Work order —
Tally the lines below that contain the word "value". Only the number should be returned.

[Opening Task inputs section]

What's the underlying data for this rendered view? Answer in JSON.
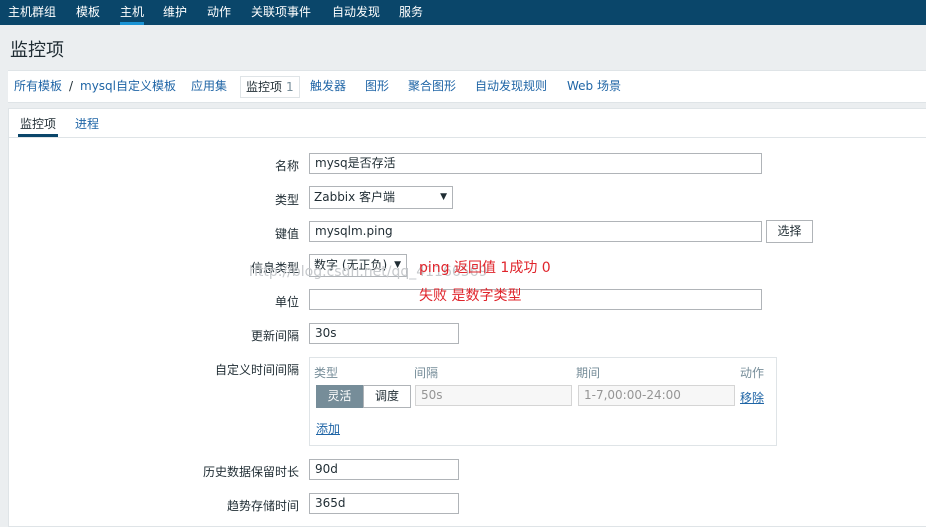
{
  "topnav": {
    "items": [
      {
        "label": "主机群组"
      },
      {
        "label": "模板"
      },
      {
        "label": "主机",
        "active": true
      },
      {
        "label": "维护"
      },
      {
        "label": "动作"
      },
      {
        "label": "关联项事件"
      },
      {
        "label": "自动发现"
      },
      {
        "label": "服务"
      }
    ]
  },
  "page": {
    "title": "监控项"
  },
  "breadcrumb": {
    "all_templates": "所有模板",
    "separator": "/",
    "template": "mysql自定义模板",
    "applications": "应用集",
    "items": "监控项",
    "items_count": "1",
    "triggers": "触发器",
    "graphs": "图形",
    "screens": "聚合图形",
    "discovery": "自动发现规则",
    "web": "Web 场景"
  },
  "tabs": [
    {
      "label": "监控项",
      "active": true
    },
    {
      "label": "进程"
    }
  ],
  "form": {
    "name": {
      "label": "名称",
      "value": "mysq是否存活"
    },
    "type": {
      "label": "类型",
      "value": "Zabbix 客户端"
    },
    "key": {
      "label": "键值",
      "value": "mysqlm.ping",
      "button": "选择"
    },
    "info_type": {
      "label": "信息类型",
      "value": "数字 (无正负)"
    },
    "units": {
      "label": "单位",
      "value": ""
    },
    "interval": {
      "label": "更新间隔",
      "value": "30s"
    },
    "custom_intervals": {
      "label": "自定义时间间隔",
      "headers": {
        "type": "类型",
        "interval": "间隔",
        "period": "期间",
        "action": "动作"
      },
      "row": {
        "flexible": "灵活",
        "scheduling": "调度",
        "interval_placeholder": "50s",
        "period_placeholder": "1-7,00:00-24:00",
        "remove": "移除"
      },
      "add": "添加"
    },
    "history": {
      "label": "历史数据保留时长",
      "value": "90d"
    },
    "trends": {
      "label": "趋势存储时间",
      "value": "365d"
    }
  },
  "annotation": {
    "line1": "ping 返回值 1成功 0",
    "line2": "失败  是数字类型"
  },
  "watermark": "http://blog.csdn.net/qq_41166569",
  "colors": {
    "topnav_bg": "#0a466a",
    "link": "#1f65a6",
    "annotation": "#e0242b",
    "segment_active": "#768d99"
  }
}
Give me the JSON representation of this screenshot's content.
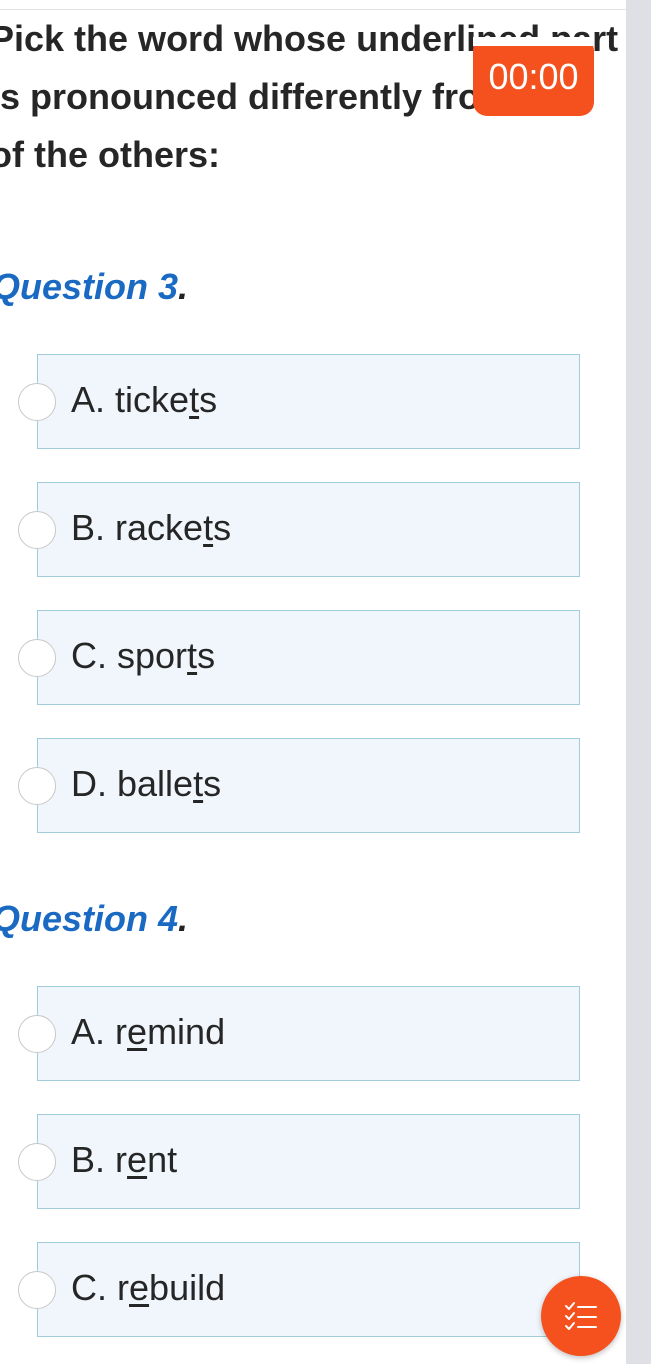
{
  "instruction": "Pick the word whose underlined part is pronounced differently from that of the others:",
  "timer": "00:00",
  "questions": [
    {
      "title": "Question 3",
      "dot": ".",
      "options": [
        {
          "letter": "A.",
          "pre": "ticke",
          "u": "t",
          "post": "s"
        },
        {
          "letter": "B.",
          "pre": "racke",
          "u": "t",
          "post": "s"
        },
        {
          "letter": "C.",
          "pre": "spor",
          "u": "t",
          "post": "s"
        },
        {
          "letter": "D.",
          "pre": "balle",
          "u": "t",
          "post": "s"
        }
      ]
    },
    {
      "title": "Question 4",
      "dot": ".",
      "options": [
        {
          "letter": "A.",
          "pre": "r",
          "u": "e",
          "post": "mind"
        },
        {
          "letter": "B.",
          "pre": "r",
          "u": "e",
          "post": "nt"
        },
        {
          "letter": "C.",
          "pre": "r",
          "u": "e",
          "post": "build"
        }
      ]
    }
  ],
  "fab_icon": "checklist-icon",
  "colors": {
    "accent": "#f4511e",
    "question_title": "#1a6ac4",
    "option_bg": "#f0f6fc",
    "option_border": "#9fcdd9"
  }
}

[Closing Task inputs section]

Solved exercise —
8